- Work task
Repeat the records exactly. Leave out the pictures.

[Data about app and page elements]

+---+

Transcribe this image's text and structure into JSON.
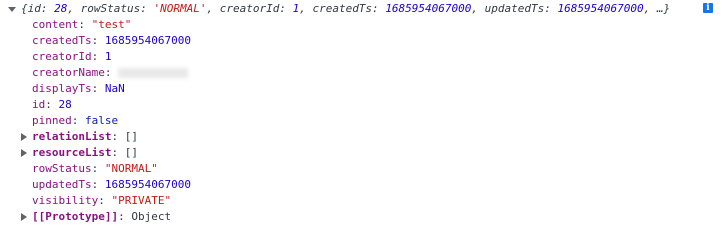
{
  "summary": {
    "open": "{",
    "items": [
      {
        "key": "id",
        "value": "28",
        "type": "num"
      },
      {
        "key": "rowStatus",
        "value": "'NORMAL'",
        "type": "str"
      },
      {
        "key": "creatorId",
        "value": "1",
        "type": "num"
      },
      {
        "key": "createdTs",
        "value": "1685954067000",
        "type": "num"
      },
      {
        "key": "updatedTs",
        "value": "1685954067000",
        "type": "num"
      }
    ],
    "ellipsis": "…}"
  },
  "properties": [
    {
      "key": "content",
      "value": "\"test\"",
      "type": "str",
      "expandable": false
    },
    {
      "key": "createdTs",
      "value": "1685954067000",
      "type": "num",
      "expandable": false
    },
    {
      "key": "creatorId",
      "value": "1",
      "type": "num",
      "expandable": false
    },
    {
      "key": "creatorName",
      "value": "",
      "type": "redacted",
      "expandable": false
    },
    {
      "key": "displayTs",
      "value": "NaN",
      "type": "num",
      "expandable": false
    },
    {
      "key": "id",
      "value": "28",
      "type": "num",
      "expandable": false
    },
    {
      "key": "pinned",
      "value": "false",
      "type": "bool",
      "expandable": false
    },
    {
      "key": "relationList",
      "value": "[]",
      "type": "plain",
      "expandable": true
    },
    {
      "key": "resourceList",
      "value": "[]",
      "type": "plain",
      "expandable": true
    },
    {
      "key": "rowStatus",
      "value": "\"NORMAL\"",
      "type": "str",
      "expandable": false
    },
    {
      "key": "updatedTs",
      "value": "1685954067000",
      "type": "num",
      "expandable": false
    },
    {
      "key": "visibility",
      "value": "\"PRIVATE\"",
      "type": "str",
      "expandable": false
    },
    {
      "key": "[[Prototype]]",
      "value": "Object",
      "type": "plain",
      "expandable": true
    }
  ],
  "info_icon": "i"
}
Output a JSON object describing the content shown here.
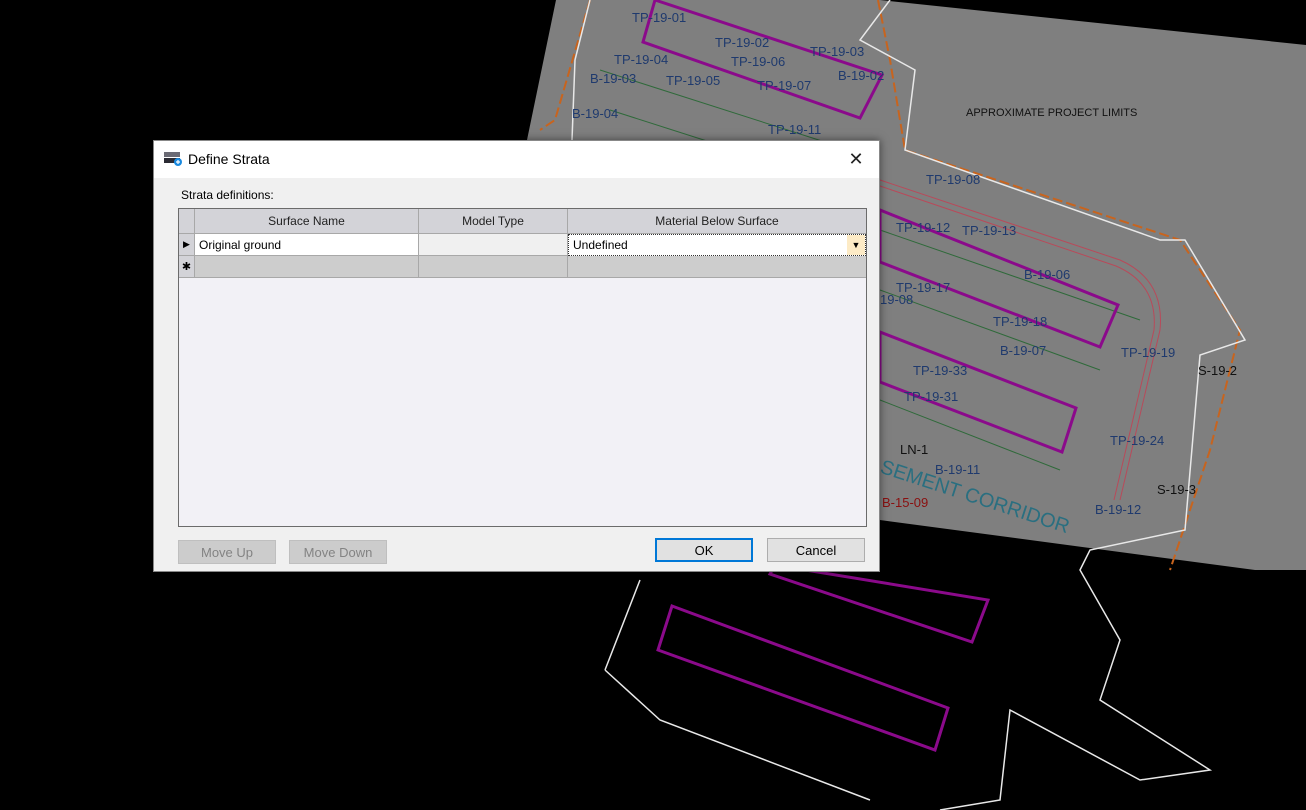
{
  "background": {
    "labels": [
      "TP-19-01",
      "TP-19-02",
      "TP-19-03",
      "TP-19-04",
      "TP-19-06",
      "B-19-03",
      "TP-19-05",
      "B-19-02",
      "TP-19-07",
      "B-19-04",
      "TP-19-11",
      "APPROXIMATE PROJECT LIMITS",
      "TP-19-08",
      "TP-19-12",
      "TP-19-13",
      "B-19-06",
      "TP-19-17",
      "19-08",
      "TP-19-18",
      "B-19-07",
      "TP-19-33",
      "TP-19-31",
      "TP-19-19",
      "S-19-2",
      "TP-19-24",
      "LN-1",
      "B-19-11",
      "B-15-09",
      "S-19-3",
      "B-19-12",
      "EASEMENT CORRIDOR"
    ]
  },
  "dialog": {
    "title": "Define Strata",
    "close_icon": "close-icon",
    "strata_label": "Strata definitions:",
    "columns": [
      "Surface Name",
      "Model Type",
      "Material Below Surface"
    ],
    "rows": [
      {
        "indicator": "▶",
        "surface_name": "Original ground",
        "model_type": "",
        "material": "Undefined"
      },
      {
        "indicator": "✱",
        "surface_name": "",
        "model_type": "",
        "material": ""
      }
    ],
    "buttons": {
      "move_up": "Move Up",
      "move_down": "Move Down",
      "ok": "OK",
      "cancel": "Cancel"
    }
  }
}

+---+

- Written response
Transcribe this image's text and structure into JSON.
{
  "summary": {
    "open": "{",
    "items": [
      {
        "key": "id",
        "value": "28",
        "type": "num"
      },
      {
        "key": "rowStatus",
        "value": "'NORMAL'",
        "type": "str"
      },
      {
        "key": "creatorId",
        "value": "1",
        "type": "num"
      },
      {
        "key": "createdTs",
        "value": "1685954067000",
        "type": "num"
      },
      {
        "key": "updatedTs",
        "value": "1685954067000",
        "type": "num"
      }
    ],
    "ellipsis": "…}"
  },
  "properties": [
    {
      "key": "content",
      "value": "\"test\"",
      "type": "str",
      "expandable": false
    },
    {
      "key": "createdTs",
      "value": "1685954067000",
      "type": "num",
      "expandable": false
    },
    {
      "key": "creatorId",
      "value": "1",
      "type": "num",
      "expandable": false
    },
    {
      "key": "creatorName",
      "value": "",
      "type": "redacted",
      "expandable": false
    },
    {
      "key": "displayTs",
      "value": "NaN",
      "type": "num",
      "expandable": false
    },
    {
      "key": "id",
      "value": "28",
      "type": "num",
      "expandable": false
    },
    {
      "key": "pinned",
      "value": "false",
      "type": "bool",
      "expandable": false
    },
    {
      "key": "relationList",
      "value": "[]",
      "type": "plain",
      "expandable": true
    },
    {
      "key": "resourceList",
      "value": "[]",
      "type": "plain",
      "expandable": true
    },
    {
      "key": "rowStatus",
      "value": "\"NORMAL\"",
      "type": "str",
      "expandable": false
    },
    {
      "key": "updatedTs",
      "value": "1685954067000",
      "type": "num",
      "expandable": false
    },
    {
      "key": "visibility",
      "value": "\"PRIVATE\"",
      "type": "str",
      "expandable": false
    },
    {
      "key": "[[Prototype]]",
      "value": "Object",
      "type": "plain",
      "expandable": true
    }
  ],
  "info_icon": "i"
}
Output a JSON object describing the content shown here.
{
  "background": {
    "labels": [
      "TP-19-01",
      "TP-19-02",
      "TP-19-03",
      "TP-19-04",
      "TP-19-06",
      "B-19-03",
      "TP-19-05",
      "B-19-02",
      "TP-19-07",
      "B-19-04",
      "TP-19-11",
      "APPROXIMATE PROJECT LIMITS",
      "TP-19-08",
      "TP-19-12",
      "TP-19-13",
      "B-19-06",
      "TP-19-17",
      "19-08",
      "TP-19-18",
      "B-19-07",
      "TP-19-33",
      "TP-19-31",
      "TP-19-19",
      "S-19-2",
      "TP-19-24",
      "LN-1",
      "B-19-11",
      "B-15-09",
      "S-19-3",
      "B-19-12",
      "EASEMENT CORRIDOR"
    ]
  },
  "dialog": {
    "title": "Define Strata",
    "close_icon": "close-icon",
    "strata_label": "Strata definitions:",
    "columns": [
      "Surface Name",
      "Model Type",
      "Material Below Surface"
    ],
    "rows": [
      {
        "indicator": "▶",
        "surface_name": "Original ground",
        "model_type": "",
        "material": "Undefined"
      },
      {
        "indicator": "✱",
        "surface_name": "",
        "model_type": "",
        "material": ""
      }
    ],
    "buttons": {
      "move_up": "Move Up",
      "move_down": "Move Down",
      "ok": "OK",
      "cancel": "Cancel"
    }
  }
}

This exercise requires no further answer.